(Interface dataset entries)
[Start of Attachment]

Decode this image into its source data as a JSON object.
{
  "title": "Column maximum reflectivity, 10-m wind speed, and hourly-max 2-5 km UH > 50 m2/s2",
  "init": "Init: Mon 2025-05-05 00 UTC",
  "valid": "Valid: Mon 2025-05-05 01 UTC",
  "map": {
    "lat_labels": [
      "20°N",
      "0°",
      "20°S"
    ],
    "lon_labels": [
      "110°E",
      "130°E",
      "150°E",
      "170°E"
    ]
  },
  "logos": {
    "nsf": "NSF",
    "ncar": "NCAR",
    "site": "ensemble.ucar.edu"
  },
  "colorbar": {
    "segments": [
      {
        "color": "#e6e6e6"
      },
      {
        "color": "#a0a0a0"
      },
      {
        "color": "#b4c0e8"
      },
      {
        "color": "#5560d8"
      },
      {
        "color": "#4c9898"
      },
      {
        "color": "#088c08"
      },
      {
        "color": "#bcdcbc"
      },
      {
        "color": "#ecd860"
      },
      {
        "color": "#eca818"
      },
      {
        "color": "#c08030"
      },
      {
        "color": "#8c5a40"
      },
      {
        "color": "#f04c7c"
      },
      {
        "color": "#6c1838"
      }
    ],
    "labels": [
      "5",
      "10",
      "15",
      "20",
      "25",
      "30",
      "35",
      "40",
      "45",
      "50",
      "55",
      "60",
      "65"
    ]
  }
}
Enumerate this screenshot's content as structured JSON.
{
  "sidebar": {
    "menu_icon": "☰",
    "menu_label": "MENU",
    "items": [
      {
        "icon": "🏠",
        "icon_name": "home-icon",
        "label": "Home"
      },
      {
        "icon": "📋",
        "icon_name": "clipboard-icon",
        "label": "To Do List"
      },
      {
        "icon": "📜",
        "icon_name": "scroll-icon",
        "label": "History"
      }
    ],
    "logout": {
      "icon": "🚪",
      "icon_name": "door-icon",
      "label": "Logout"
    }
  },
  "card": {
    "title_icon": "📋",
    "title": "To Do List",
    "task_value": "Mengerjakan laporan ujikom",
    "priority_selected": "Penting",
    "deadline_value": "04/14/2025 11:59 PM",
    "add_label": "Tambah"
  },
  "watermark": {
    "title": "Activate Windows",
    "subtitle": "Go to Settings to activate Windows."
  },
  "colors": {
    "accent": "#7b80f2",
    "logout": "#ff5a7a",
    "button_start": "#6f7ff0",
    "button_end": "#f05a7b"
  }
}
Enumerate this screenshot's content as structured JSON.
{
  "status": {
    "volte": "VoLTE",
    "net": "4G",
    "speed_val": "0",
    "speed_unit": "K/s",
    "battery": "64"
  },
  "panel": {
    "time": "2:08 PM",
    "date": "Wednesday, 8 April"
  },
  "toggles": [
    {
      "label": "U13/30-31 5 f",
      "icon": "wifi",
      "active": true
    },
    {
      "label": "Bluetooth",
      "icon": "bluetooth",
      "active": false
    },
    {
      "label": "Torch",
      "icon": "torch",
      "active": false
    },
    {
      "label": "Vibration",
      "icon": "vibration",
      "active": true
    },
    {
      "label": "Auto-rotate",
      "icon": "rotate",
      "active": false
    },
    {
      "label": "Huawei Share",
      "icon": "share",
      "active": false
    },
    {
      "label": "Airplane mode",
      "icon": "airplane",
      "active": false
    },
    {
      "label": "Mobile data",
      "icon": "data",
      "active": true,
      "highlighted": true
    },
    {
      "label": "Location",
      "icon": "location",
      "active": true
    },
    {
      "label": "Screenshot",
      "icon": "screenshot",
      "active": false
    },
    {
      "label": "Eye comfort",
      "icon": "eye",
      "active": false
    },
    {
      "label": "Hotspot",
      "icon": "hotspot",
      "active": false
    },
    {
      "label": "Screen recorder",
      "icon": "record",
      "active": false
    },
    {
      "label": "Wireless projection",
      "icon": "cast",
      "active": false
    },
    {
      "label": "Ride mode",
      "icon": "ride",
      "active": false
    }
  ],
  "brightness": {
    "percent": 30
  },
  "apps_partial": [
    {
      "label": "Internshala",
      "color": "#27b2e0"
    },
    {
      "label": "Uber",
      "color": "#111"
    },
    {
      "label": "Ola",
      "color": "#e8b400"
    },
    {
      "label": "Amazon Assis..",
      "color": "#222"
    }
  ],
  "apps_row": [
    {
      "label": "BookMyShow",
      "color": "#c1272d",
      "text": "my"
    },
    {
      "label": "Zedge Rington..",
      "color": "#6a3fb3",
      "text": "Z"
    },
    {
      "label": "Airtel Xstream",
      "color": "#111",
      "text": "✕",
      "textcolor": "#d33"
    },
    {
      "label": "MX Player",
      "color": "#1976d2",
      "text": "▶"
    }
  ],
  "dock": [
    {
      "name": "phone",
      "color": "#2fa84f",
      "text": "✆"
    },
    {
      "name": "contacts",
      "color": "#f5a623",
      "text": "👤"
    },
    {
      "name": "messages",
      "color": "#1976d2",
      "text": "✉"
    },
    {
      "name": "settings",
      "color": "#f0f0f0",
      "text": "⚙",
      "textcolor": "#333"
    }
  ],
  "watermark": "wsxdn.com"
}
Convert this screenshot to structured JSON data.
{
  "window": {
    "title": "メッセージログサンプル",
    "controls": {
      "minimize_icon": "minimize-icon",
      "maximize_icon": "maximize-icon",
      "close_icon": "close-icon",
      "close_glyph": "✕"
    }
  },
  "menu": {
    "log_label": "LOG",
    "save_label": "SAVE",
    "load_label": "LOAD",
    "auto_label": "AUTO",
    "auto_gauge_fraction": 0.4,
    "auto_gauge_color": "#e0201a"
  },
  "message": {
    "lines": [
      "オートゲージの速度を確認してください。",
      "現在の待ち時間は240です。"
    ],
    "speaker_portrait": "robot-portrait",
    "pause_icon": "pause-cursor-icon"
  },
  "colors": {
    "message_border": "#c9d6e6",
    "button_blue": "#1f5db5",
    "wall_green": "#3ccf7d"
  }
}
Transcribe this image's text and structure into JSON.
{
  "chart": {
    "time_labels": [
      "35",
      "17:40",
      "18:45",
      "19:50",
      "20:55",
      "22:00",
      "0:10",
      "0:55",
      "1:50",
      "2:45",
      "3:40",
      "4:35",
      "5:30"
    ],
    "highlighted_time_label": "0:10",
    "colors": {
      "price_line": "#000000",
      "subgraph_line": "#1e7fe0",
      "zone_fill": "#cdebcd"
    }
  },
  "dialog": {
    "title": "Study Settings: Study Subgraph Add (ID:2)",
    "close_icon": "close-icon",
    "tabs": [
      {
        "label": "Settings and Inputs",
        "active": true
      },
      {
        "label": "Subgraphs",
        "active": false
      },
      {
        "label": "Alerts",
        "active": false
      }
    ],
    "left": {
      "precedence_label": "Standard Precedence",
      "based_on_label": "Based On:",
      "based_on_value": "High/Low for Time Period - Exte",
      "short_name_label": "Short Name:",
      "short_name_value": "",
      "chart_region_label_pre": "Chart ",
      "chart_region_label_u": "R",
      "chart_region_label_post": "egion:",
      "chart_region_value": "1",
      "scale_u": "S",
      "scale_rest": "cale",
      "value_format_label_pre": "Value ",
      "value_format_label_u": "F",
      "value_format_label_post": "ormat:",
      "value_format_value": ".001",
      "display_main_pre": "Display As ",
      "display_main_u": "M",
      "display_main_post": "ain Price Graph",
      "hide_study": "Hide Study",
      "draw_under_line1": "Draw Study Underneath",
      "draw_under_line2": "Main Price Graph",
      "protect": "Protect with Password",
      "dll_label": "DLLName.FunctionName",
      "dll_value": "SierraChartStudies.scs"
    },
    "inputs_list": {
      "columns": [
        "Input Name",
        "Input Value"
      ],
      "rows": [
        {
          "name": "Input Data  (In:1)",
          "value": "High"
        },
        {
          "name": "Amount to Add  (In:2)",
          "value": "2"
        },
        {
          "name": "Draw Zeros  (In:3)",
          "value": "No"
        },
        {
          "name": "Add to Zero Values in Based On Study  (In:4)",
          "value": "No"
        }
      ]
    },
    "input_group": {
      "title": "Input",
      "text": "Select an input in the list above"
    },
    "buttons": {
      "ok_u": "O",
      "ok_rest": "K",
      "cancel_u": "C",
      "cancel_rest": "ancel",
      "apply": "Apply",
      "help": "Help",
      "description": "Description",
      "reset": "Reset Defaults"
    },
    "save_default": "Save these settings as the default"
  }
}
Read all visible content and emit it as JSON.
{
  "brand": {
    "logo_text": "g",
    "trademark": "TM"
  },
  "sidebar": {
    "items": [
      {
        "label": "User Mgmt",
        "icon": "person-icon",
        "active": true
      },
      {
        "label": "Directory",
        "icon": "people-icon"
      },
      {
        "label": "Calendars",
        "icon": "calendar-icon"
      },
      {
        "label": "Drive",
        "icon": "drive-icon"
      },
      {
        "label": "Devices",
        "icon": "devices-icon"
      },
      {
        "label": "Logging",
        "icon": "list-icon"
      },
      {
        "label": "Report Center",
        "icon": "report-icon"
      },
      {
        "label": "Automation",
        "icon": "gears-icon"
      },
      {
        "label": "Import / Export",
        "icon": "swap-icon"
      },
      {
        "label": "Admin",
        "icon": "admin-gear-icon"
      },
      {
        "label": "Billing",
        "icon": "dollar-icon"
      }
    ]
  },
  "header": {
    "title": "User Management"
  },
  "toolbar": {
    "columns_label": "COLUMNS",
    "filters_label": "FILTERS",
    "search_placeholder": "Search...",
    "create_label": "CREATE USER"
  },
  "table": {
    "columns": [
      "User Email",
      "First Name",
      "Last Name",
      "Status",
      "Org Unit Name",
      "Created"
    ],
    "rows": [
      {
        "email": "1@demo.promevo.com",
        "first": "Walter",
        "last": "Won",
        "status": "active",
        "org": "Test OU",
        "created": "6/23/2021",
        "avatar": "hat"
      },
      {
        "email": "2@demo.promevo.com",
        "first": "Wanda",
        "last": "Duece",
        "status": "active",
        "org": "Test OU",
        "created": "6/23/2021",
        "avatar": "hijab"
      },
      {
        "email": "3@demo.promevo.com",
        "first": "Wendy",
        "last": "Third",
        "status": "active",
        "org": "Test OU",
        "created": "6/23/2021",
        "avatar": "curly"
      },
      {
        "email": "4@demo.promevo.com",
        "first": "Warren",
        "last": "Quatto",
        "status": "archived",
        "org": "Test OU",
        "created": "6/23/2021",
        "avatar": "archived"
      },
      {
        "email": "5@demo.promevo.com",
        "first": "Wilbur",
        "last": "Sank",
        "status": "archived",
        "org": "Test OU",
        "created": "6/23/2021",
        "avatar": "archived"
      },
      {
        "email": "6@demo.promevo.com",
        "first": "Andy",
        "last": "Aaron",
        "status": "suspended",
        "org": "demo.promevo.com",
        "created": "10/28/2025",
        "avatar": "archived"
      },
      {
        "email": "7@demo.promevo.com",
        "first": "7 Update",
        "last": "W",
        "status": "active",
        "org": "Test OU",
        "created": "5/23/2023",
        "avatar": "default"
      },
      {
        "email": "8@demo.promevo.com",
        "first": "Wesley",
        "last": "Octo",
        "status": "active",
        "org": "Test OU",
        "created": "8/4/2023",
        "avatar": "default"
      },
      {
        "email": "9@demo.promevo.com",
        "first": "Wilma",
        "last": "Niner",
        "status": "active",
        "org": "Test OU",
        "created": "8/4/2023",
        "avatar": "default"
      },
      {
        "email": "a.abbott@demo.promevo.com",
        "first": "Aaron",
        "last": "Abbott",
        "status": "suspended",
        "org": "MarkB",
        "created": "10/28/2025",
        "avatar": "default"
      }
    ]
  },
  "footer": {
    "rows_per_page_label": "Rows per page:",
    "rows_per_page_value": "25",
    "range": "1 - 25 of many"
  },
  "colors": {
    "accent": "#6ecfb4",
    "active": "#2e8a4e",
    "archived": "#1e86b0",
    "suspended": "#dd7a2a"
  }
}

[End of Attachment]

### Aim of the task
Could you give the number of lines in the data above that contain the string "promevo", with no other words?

### Completed task
11